Two years ago, Moran played an instrumental role in wresting control of the U.S. Senate from Democrats. Chosen by his peers to be chairman of the National Republican Senatorial Committee in 2012, he helped recruit and fundraise for GOP Senate candidates running in the 2014 midterm elections.
Taking on the high-profile, high-pressure position at the head of the GOP’s campaign arm in the Senate was an uncharacteristic gamble for Moran, who has a reputation for being risk averse. But it paid off. Republicans picked up nine seats and took power in the Senate.
Moran sits on the powerful appropriations committee in the Senate, which sets federal spending levels.
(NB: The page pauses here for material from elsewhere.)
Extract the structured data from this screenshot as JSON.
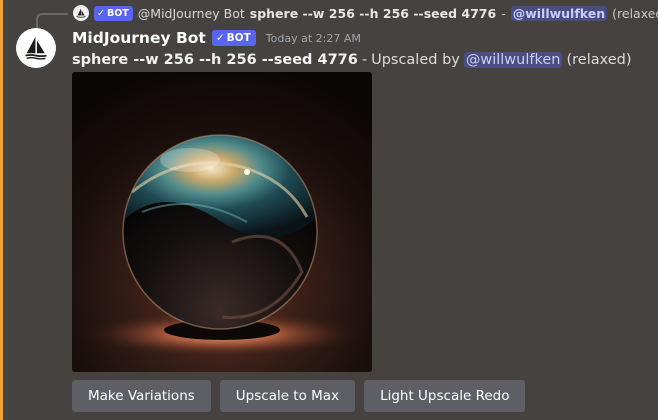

He also is chairman of an appropriations subcommittee in charge of agriculture funding, and has spots on other Senate panels that oversee commerce, transportation, banking and veterans affairs.
Moran was first elected to Congress in 1996, when he won election to the U.S. House of Representatives.
The campaign focused largely on federal budget and spending issues.
Wiesner, a hard-core deficit hawk, cast himself as more fiscally conservative than Moran.
He said he was a “get-us-out-of-debt” candidate who wanted to “pay off our national debt and do it before us baby boomers all die.”
Moran also called for an end to deficit spending, but said he wants to have a national conversation about what services people expect from the federal government and how much they’re willing to pay for them.
He also argued to rein in regulation of business “so the economy can grow and help pay down the debt.”
Garrard, an electronic technician, primarily represented the Libertarian Party’s standard platform favoring limited government involvement in business and social issues.